§ **Provided data**:
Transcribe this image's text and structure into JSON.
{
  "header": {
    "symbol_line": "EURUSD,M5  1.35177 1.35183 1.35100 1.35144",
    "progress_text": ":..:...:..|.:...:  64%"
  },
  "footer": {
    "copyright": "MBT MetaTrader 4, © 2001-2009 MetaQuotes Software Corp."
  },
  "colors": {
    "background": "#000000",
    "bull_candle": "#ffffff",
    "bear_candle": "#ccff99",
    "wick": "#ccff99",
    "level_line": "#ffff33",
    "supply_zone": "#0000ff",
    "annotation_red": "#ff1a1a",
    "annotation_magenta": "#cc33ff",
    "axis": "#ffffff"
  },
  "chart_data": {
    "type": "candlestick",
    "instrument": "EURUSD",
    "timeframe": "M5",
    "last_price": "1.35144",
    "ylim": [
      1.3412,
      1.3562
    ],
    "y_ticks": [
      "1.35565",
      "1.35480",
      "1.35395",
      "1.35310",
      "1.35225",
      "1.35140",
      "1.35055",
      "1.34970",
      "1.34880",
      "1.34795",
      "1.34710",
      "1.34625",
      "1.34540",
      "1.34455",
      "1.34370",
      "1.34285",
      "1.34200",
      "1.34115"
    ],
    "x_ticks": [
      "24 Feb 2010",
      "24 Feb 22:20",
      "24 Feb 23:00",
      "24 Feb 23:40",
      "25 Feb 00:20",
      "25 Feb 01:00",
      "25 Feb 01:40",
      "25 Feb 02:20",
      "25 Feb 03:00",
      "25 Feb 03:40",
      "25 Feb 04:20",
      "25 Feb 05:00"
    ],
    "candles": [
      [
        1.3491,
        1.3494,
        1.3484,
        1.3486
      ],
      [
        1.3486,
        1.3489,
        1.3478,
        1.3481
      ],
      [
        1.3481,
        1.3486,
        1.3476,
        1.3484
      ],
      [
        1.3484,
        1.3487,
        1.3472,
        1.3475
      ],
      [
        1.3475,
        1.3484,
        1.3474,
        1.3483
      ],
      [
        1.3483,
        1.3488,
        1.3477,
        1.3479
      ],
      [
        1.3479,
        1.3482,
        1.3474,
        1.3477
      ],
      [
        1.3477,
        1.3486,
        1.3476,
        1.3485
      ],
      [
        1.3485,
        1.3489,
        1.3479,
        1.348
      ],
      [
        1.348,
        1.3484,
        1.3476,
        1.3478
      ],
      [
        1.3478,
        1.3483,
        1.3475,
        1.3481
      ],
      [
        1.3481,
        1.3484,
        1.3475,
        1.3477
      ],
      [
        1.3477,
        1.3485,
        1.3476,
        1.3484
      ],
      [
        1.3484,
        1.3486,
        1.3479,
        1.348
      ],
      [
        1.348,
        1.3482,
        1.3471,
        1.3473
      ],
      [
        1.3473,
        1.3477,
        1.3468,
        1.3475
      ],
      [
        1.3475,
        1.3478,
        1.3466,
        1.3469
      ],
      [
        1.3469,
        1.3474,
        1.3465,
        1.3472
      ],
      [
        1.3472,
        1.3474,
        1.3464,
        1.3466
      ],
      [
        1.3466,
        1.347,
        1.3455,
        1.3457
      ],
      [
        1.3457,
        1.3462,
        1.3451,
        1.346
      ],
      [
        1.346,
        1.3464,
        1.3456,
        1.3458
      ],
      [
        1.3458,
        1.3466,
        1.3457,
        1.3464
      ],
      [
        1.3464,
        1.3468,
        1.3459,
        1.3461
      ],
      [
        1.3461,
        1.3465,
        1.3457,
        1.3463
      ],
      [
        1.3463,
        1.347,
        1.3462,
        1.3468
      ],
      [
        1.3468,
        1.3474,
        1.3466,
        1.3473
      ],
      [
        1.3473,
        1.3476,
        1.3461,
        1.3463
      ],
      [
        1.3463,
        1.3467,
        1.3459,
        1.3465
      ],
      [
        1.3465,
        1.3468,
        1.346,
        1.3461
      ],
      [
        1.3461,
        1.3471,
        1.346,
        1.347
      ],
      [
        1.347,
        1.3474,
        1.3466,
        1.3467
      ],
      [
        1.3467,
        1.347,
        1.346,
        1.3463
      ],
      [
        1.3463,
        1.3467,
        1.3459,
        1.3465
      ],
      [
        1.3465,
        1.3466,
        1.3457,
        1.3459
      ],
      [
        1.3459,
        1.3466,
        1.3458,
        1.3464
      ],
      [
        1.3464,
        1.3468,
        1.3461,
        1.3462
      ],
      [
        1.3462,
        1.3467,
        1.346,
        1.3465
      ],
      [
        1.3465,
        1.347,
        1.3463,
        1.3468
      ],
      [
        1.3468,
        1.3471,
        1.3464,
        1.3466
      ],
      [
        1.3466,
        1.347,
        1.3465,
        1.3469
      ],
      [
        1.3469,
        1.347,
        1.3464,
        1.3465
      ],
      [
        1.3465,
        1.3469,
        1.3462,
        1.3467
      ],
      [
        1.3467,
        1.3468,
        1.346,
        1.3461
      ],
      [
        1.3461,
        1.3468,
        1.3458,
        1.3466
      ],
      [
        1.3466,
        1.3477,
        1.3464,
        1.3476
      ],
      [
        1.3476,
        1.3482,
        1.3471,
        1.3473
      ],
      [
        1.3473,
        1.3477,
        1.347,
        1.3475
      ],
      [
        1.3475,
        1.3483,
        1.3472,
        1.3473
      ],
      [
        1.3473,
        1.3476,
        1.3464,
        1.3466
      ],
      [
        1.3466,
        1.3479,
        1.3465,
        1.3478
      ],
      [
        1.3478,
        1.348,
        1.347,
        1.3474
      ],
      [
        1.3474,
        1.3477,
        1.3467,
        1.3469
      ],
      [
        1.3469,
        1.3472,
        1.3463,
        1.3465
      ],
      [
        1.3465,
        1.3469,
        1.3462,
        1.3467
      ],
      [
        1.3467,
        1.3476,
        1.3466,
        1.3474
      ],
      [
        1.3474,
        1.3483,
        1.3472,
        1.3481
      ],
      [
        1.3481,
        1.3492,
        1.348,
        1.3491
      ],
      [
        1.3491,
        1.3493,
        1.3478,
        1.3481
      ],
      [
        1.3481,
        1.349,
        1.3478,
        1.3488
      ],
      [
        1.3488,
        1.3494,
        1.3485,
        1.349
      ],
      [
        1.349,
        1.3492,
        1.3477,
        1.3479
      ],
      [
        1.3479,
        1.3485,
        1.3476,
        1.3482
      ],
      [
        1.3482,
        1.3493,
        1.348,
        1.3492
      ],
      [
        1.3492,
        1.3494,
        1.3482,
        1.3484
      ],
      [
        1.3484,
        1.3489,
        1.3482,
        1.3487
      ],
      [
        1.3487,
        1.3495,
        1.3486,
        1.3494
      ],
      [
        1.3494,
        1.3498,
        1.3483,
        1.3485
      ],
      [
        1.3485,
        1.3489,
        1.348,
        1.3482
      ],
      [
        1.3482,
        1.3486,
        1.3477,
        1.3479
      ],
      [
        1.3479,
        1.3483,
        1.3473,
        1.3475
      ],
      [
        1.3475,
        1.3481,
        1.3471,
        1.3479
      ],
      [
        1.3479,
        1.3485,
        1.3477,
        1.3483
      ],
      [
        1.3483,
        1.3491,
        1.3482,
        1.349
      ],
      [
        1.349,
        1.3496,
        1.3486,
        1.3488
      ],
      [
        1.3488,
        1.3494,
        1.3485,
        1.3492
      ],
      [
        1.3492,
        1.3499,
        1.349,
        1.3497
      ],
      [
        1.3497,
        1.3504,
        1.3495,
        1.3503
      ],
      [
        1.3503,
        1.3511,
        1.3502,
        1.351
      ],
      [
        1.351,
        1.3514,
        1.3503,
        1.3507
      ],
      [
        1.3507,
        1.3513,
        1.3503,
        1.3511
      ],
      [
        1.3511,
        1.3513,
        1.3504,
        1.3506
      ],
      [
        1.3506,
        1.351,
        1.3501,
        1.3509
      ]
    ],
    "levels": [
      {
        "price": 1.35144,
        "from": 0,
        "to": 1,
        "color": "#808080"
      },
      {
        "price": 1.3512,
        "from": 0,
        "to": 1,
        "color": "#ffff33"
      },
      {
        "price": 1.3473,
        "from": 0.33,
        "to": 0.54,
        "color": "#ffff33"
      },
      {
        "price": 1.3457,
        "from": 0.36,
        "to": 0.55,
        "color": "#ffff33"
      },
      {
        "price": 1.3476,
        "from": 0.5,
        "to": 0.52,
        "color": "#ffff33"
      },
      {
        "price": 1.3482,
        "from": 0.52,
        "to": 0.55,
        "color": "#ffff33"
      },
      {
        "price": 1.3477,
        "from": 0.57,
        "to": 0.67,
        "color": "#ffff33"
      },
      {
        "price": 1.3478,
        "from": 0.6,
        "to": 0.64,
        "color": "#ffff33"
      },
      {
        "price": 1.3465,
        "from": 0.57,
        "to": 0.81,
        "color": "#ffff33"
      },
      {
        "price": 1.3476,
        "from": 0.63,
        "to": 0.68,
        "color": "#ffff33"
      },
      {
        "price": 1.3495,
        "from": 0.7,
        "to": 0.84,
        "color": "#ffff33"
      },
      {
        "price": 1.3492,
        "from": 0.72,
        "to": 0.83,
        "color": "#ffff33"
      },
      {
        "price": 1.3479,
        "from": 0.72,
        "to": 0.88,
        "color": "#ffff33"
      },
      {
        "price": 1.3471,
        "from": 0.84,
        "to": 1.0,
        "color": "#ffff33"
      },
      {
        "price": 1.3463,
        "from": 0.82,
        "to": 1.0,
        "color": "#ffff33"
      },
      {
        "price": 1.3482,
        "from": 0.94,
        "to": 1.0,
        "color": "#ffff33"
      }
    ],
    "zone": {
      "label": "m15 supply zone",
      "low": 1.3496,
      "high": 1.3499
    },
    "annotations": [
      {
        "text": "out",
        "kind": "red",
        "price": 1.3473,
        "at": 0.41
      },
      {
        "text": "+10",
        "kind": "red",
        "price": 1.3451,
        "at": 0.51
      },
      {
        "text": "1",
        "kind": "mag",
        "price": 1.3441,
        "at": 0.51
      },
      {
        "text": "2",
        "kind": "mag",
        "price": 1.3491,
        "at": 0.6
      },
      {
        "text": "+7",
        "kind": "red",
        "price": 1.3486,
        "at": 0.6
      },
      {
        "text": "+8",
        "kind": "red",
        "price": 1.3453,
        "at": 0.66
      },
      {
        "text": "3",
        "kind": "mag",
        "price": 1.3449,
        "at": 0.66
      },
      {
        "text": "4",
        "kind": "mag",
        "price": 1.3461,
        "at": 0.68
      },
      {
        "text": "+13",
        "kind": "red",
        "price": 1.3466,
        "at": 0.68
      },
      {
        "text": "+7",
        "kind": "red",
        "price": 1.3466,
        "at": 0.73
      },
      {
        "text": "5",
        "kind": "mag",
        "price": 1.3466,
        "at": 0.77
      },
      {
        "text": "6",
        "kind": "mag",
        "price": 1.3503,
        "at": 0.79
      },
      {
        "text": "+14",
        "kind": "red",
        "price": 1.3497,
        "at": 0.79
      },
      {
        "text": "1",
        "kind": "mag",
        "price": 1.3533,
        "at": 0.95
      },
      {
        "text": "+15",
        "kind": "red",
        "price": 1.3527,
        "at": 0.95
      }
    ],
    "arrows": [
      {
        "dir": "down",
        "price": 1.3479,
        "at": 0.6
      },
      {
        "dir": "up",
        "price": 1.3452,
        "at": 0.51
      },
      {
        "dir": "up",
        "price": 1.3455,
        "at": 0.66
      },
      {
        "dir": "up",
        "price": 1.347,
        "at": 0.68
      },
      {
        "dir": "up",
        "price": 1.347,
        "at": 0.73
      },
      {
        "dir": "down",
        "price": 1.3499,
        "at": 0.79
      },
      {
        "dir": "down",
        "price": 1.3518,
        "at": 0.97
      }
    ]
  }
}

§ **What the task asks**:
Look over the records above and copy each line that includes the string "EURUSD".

§ **Output for this exercise**:
    "symbol_line": "EURUSD,M5  1.35177 1.35183 1.35100 1.35144",
    "instrument": "EURUSD",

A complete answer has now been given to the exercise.